Return, without anything added, the lines from the one containing "Enumerate this screenshot's" through the end of the entries below, exactly as written.
==========
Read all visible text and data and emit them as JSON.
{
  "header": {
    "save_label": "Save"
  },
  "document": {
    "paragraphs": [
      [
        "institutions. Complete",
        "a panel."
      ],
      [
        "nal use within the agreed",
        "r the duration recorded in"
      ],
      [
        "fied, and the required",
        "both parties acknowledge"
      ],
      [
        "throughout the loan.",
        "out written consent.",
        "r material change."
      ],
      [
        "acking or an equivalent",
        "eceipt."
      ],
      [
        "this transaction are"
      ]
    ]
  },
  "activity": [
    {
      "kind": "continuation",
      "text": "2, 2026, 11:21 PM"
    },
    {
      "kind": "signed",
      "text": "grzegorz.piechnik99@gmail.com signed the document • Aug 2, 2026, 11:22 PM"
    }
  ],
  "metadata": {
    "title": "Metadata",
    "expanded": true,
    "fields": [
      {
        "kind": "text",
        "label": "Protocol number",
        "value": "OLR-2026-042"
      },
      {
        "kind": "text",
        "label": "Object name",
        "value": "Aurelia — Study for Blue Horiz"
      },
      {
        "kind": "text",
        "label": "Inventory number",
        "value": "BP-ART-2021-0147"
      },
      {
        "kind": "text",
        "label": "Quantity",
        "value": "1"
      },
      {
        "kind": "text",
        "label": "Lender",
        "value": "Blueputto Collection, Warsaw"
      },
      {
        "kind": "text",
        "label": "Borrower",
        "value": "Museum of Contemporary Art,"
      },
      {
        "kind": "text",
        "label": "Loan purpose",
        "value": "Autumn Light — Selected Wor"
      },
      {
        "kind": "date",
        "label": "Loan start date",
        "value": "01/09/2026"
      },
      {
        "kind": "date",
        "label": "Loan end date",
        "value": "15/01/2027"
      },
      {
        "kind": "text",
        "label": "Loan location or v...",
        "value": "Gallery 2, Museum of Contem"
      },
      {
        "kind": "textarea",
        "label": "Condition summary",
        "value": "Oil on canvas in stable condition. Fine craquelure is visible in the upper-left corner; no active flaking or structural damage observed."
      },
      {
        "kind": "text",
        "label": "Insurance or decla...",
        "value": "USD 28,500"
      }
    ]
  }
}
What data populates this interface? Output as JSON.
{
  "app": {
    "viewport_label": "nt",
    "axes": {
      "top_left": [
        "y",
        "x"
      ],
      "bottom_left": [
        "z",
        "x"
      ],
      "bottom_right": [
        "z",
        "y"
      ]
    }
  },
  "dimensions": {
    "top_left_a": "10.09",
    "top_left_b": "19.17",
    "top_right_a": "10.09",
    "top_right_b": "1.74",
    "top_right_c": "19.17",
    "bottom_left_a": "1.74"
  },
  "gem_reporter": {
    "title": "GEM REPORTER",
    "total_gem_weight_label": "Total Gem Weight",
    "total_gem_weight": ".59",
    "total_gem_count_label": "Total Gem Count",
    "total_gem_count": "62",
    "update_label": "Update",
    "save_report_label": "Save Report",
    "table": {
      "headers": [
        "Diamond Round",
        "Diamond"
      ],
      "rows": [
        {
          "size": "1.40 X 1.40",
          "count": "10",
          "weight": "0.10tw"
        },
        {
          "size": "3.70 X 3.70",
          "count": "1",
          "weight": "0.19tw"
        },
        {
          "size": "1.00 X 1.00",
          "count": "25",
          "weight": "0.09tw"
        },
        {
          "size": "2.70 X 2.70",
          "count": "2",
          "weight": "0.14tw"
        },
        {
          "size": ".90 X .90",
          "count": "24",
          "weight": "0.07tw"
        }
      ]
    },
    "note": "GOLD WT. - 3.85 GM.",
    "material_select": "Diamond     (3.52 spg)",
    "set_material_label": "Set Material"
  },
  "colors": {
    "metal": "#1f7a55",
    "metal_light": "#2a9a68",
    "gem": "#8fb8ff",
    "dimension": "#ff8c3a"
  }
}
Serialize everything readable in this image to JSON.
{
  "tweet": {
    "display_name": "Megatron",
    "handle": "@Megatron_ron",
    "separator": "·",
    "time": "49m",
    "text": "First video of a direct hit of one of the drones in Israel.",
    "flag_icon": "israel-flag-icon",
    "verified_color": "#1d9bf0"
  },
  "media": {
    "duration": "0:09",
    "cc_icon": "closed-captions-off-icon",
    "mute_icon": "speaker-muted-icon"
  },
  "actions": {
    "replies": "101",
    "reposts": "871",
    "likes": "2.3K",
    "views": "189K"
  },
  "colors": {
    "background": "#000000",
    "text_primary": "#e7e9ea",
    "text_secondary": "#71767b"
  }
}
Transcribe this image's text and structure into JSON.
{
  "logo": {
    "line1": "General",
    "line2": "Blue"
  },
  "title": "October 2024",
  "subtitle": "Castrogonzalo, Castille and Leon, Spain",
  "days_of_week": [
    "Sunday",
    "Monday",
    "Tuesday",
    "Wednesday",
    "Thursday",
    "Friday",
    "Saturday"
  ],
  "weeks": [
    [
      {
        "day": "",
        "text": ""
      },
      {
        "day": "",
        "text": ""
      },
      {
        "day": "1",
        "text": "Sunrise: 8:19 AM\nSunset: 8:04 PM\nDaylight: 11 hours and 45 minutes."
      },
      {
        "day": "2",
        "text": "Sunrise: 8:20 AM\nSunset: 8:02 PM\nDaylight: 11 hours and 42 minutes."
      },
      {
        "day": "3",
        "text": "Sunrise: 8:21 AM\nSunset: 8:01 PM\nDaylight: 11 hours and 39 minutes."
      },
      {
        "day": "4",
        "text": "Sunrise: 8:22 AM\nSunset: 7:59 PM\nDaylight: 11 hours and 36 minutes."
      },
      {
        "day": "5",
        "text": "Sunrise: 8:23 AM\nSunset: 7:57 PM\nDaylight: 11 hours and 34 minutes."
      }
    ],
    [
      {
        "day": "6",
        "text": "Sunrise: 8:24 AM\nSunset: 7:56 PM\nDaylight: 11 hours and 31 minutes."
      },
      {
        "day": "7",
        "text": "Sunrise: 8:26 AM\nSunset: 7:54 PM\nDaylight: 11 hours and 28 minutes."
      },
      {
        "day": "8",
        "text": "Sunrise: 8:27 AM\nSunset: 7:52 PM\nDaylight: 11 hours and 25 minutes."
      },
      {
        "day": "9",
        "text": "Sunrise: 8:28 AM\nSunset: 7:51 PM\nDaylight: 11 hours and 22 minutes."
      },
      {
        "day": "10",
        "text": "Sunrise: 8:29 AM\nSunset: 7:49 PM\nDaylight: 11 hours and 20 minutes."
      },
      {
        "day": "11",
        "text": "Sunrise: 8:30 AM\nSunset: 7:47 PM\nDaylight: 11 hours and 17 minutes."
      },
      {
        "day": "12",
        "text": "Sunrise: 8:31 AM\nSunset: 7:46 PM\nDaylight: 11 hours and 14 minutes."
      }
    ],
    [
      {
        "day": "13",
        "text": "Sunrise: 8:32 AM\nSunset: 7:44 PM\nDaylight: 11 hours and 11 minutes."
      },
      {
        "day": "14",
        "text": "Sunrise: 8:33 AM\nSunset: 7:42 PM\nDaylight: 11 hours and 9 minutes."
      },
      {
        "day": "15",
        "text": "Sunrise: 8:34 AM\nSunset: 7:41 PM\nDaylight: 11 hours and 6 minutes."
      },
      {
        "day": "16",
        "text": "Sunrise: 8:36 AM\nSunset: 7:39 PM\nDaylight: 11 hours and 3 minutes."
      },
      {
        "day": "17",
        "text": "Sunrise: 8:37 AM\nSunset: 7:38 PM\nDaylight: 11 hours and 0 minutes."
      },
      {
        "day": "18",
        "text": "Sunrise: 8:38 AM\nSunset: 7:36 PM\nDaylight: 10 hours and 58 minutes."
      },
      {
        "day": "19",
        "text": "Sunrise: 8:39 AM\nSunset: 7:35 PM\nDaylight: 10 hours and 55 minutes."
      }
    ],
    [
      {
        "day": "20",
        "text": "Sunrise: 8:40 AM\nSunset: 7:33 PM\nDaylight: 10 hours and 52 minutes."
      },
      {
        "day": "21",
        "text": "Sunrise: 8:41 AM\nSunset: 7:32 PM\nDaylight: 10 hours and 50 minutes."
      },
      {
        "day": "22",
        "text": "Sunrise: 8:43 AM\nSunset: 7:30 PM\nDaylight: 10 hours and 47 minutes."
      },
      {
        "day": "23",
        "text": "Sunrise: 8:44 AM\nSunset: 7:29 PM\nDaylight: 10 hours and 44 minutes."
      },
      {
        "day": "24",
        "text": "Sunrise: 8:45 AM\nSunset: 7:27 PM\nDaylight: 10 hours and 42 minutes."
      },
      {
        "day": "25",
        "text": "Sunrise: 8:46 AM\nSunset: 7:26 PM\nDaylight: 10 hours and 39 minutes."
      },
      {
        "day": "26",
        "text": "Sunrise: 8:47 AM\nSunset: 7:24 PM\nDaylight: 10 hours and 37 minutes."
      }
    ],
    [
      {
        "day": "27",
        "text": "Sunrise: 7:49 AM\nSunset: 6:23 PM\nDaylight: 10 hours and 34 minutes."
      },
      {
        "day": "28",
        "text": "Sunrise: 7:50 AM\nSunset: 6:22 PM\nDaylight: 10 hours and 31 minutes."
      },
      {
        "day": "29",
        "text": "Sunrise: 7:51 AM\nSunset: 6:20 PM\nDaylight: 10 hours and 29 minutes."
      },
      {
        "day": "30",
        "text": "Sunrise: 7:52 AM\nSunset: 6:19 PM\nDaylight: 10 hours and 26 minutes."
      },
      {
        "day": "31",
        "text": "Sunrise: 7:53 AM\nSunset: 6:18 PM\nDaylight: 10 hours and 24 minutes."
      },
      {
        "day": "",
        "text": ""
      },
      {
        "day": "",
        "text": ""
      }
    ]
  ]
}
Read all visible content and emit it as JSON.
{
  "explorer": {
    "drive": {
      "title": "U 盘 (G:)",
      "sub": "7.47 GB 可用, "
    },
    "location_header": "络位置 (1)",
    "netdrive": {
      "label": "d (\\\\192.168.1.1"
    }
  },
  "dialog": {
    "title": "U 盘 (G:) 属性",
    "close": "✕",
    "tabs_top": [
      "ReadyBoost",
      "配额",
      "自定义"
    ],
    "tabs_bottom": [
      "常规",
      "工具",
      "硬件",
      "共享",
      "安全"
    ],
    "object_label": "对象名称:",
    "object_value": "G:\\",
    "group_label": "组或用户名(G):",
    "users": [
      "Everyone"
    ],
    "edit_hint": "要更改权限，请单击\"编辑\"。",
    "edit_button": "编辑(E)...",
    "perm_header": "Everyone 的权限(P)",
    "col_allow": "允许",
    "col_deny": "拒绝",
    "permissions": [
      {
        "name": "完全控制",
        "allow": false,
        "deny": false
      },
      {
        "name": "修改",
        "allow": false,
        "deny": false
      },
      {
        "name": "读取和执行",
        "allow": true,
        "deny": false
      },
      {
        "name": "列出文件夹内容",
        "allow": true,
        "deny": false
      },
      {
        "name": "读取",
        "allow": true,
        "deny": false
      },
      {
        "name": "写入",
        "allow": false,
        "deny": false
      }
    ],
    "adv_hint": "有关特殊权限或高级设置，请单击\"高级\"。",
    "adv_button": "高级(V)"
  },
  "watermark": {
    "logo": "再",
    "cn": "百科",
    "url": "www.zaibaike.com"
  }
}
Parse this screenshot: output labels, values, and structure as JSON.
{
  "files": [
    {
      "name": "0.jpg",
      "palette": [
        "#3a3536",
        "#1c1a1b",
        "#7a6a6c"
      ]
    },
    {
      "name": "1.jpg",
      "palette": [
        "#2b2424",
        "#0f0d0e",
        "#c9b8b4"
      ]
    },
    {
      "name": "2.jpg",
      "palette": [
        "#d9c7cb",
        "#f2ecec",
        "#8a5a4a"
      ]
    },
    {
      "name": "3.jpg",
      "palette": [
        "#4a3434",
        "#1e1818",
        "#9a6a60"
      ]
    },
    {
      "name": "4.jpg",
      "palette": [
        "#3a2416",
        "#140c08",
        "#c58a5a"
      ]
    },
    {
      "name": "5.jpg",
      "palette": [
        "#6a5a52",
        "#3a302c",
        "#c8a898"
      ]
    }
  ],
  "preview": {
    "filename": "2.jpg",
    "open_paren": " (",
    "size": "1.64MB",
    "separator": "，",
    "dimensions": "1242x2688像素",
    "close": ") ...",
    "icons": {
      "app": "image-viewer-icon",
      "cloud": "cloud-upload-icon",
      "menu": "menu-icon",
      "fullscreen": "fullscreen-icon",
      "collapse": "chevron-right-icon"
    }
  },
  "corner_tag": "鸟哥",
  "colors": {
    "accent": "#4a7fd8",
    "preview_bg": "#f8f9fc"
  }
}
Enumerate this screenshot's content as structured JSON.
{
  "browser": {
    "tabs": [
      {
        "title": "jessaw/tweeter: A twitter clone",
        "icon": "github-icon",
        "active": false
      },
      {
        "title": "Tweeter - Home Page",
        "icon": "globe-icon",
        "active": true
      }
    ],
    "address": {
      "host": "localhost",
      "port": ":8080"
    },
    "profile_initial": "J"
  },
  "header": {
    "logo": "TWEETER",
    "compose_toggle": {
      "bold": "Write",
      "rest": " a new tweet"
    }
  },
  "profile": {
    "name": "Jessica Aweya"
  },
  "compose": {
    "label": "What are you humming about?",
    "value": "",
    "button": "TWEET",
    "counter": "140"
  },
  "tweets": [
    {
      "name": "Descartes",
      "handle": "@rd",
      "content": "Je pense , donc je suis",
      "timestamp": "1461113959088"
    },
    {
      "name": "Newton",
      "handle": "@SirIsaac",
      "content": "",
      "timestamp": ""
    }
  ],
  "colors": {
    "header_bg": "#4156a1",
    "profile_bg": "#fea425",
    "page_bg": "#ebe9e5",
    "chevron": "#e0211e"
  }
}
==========
→ EXERCISE RESPONSE
Enumerate this screenshot's content as structured JSON.
{
  "browser": {
    "tabs": [
      {
        "title": "jessaw/tweeter: A twitter clone",
        "icon": "github-icon",
        "active": false
      },
      {
        "title": "Tweeter - Home Page",
        "icon": "globe-icon",
        "active": true
      }
    ],
    "address": {
      "host": "localhost",
      "port": ":8080"
    },
    "profile_initial": "J"
  },
  "header": {
    "logo": "TWEETER",
    "compose_toggle": {
      "bold": "Write",
      "rest": " a new tweet"
    }
  },
  "profile": {
    "name": "Jessica Aweya"
  },
  "compose": {
    "label": "What are you humming about?",
    "value": "",
    "button": "TWEET",
    "counter": "140"
  },
  "tweets": [
    {
      "name": "Descartes",
      "handle": "@rd",
      "content": "Je pense , donc je suis",
      "timestamp": "1461113959088"
    },
    {
      "name": "Newton",
      "handle": "@SirIsaac",
      "content": "",
      "timestamp": ""
    }
  ],
  "colors": {
    "header_bg": "#4156a1",
    "profile_bg": "#fea425",
    "page_bg": "#ebe9e5",
    "chevron": "#e0211e"
  }
}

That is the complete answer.